Sennheiser Digital 6000 Used At Super Bowl Halftime Show

Sennheiser SKM 6000 transmitters, coupled with MD 9235 capsules, were used at the Super Bowl LIV Halftime Show. It was viewed by more than 104 million people.

ATK Audiotek handled the audio design for the pre-game festivities, referee microphones and the Halftime Show for the 23rd Super Bowl in a row. Once the clock ran out after the second quarter, the Halftime Show crew had approximately six minutes to dispatch and assemble the entire stage, located nearby the field’s 30-yard line.

Antenna systems for the wireless microphones were set up in advance on either sideline prior to the game. They were mounted along the stadium wall behind the team benches.

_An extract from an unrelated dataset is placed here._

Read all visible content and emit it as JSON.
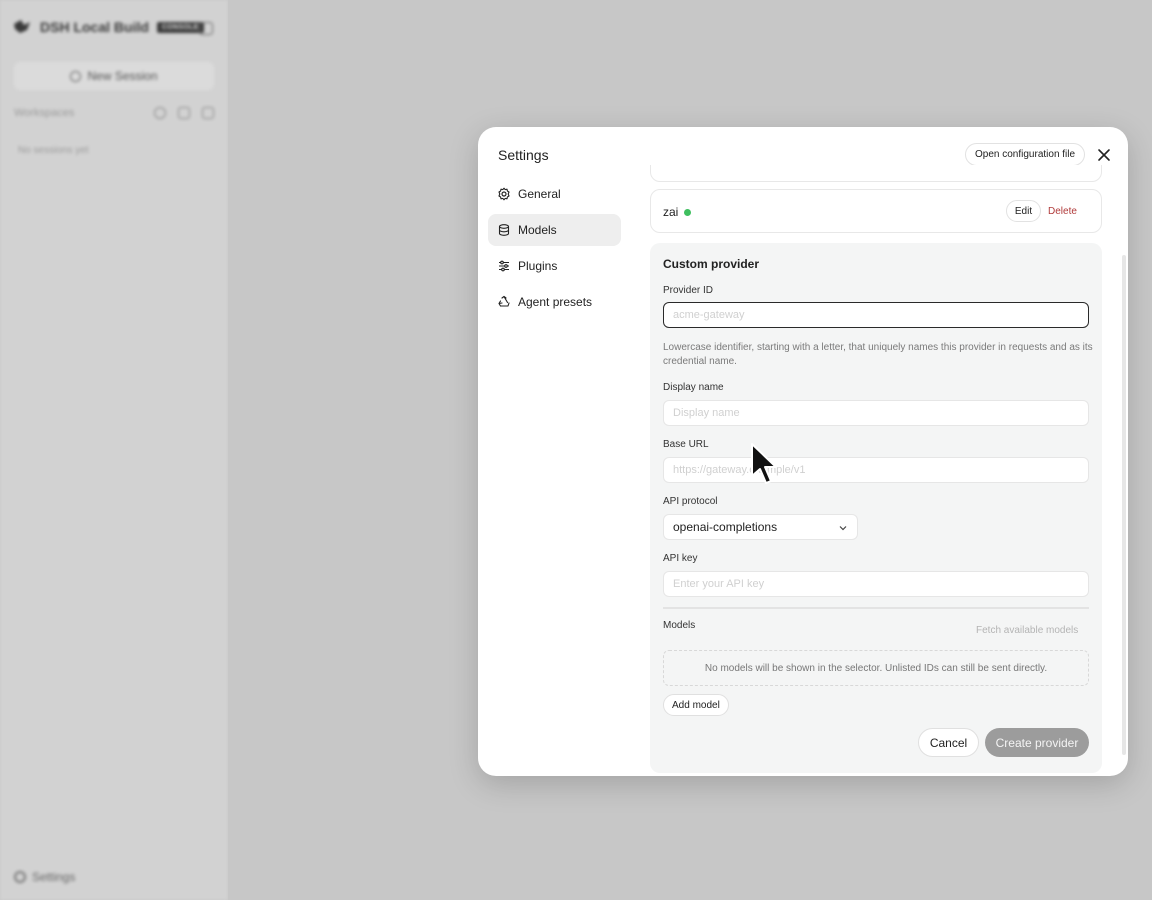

“It is not a traditional concert environment where you can put antennas out on the side of the stage where they are relatively close to the performer,” said Gary Trenda, lead RF technician for Professional Wireless Systems (PWS) based in Orlando, Florida. “We deployed antennas on the sidelines and aimed them at where the stage was going to be; then we used an RF-over-fiber system to connect back to the receivers, which were in a rack room under the stands.”

The wireless system must perform flawlessly – despite not having the advantage of close proximity to the stage. “In a show like this, reliability is critical,” said Trenda. “We’ve got to pick up the signal at a longer distance, and it really needs to be rock solid.”

The RF team deployed four channels of Sennheiser Digital 6000 wireless – three separate mic channels for Shakira, and one for Bad Bunny. Shakira sang several songs through a gold sparkled SKM 6000 handheld transmitter and MD 9235 dynamic cardioid capsule, before being joined onstage by Bad Bunny, who also sang through an SKM 6000 – colored in neon yellow, coupled with a red MD 9235 capsule.

As one would expect, the RF environment at the Super Bowl can be challenging. “In the stadium area alone, there are probably 500 frequencies of mics and IEM-type systems – so we are really looking to zero in on the mics we care about and filter out anything else. This is why we applied 6 MHz cavity tuned filters in front of the Sennheiser receivers. The filters are tuned specifically to the frequencies we were using for that pair of microphones.” 

You might also like...

Spatial Audio: Part 1 - Current Formats & The Rise Of HRTF

Spatial audio has become mainstream in gaming because it takes the principles and technology of immersive audio effectively and places the player inside the on-screen action. This series of articles defines the current formats and technologies and asks the obvious…

Audio Post For ‘Billions’ With Eric Hirsch & Gregg Swiatlowski At Goldcrest NY

The multi award winning team at Goldcrest share their creative insight and technique through an exploration of the subtle soundscape for Billions.

Podcast Studio Design: Getting The Room Right

Podcasting is an increasingly popular pastime in the U.S., with an estimated 120 million podcast listeners in 2021. Back in 2006, only 22 percent of the adult population was aware of podcasting. By 2021, this figure had risen to 78 percent. Podcasting is becoming an…

Broadcast Audio Workflow: Part 2 - Entertainment With An Audience

We continue our discussion of broadcast audio workflow with multi-award winner Robert Edwards. We look at the many challenges that come when a live audience is added to the broadcast mix.

Cloud-Native Audio Mixers - Current Developments In Virtualized Broadcast Audio Mixing

As the wider broadcast industry picks up the pace with virtualized, cloud-native production systems we take a look at what audio vendors currently have available and what may be on the horizon.